Is it a dream? I’m not entirely sure. To be self aware and asleep is a conundrum I can not quite resolve.

Fall leaves color the forest.

I have heard it said that if you actually crash, or hit the ground in your dreams, you die. The reality of this moment is that the sensation of falling feels like death. Death would be a relief from the falling. To fall forever, fear tying each muscle into knotted searing cramps would be a torment worthy of Dante’s examination.

Fall Leaves.

Yet the ground grows no closer. I open my eyes and see colors exploding in brilliance all around me. Then, one leaf falls, and another, and another and…

…they are gone. The sunset season has ended. Winter’s chill is close. I can feel it coming.

In this dream, I will open my eyes before the last leaf touches earth.


Stopping by Woods…

I lived in New England for two years. My first winter was spent in New Hampshire and Massachusetts, my second winter in Maine. Both winters were brutal. I was cold all the time. Nor’easters or down’easters were common. I survived the blizzard of ’78. One storm was so bad we couldn’t open our apartment door because the snow drifts were too high. We had to climb out the window and dig out the snow so we could open the door. Another time, we lost power for days because the ice storms had stripped the power lines and trees. The damage was horrific. But the world was sparklingly beautiful. It was during this time that I fell in love with the poetry of Robert Frost. His words evoke imagery and meaning with powerful poetic device which transcends place.

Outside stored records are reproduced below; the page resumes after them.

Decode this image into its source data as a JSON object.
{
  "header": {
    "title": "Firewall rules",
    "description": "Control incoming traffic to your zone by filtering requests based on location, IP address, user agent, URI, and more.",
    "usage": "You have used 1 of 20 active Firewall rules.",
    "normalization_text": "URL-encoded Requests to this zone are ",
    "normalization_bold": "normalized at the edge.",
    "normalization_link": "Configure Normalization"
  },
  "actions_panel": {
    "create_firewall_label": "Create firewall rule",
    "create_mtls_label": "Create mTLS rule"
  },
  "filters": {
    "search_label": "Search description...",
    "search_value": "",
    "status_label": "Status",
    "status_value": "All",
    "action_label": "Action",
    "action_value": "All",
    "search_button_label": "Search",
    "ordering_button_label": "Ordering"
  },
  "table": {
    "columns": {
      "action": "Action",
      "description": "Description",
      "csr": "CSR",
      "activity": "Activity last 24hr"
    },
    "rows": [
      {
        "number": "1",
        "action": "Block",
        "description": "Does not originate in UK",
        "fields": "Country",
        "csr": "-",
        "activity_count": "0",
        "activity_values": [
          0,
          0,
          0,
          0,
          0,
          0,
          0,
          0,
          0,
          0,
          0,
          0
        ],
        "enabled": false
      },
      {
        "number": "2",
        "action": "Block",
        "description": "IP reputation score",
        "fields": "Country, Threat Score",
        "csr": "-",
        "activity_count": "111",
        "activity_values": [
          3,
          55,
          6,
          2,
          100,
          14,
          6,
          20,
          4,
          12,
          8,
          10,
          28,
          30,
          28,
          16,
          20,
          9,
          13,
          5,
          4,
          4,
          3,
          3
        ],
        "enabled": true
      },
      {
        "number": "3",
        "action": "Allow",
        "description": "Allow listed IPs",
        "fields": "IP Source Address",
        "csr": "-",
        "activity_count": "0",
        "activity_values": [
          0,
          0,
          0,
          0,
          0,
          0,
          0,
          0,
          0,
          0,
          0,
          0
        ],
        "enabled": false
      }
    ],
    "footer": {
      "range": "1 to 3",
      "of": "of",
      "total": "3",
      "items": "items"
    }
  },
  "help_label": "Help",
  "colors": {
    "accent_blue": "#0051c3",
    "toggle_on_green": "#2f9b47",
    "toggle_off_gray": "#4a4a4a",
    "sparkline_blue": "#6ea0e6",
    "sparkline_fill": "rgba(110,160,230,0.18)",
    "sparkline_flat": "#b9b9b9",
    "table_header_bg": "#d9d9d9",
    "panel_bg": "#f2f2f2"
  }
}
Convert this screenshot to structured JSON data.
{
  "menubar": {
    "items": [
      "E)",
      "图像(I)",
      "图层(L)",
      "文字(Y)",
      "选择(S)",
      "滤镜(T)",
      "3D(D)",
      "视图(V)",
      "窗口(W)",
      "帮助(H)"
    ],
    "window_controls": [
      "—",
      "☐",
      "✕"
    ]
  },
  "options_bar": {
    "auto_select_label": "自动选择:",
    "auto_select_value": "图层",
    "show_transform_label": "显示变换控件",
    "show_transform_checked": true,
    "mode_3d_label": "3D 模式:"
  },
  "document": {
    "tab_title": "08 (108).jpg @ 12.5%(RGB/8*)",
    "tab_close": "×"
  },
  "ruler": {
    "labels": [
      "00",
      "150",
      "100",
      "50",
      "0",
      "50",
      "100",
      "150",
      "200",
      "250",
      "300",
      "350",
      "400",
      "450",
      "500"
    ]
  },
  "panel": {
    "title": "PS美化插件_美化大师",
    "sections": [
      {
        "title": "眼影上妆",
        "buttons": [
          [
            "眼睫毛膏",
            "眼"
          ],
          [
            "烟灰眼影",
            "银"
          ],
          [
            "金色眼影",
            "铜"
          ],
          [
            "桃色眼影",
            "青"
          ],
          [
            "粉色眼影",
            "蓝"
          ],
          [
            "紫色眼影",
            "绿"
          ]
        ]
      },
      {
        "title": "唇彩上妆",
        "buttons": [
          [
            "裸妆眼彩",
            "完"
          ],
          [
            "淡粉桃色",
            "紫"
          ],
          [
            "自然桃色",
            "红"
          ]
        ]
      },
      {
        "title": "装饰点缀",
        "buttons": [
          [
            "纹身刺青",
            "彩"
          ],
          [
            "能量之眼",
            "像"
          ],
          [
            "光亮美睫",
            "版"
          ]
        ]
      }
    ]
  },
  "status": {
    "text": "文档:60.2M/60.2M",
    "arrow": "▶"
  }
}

DSC05228_29_30_Mountain FenceI no longer live in the east. Yet the seemingly simple home spun lessons of the New England poet stay with me. The words resonate in my western surroundings in spite of their New England sensibilities. Frost’s poetic imagery transcends time and place. The inspiration I found in the New England woods is also to be found in the Wasatch Mountains.


by Robert Frost (an extract)

DSC05253_4_5_Snowy WoodsWhose woods these are I think I know.
His house is in the village though;
He will not see me stopping here
To watch his woods fill up with snow…

…The woods are lovely, dark and deep,
But I have promises to keep,
And miles to go before I sleep,
And miles to go before I sleep.

by Robert Frost (an extract)

DSC05207_Snow Fence…He is all pine and I am apple orchard.
My apple trees will never get across
And eat the cones under his pines, I tell him.
He only says, “Good fences make good neighbours”…

Winter Wonderland

A powerfully frigid cold spell set in when the magic of Christmas Eve brought a white Christmas. While it is no secret in my family that I don’t like to be cold, I still try to see the beauty around me. With my boots, gloves, hat, parka, snow suit and camera, I don’t mind, much,  walking in a winter wonderland. It was too cold to take many pictures, so, I only took a few.

Happy Holidays!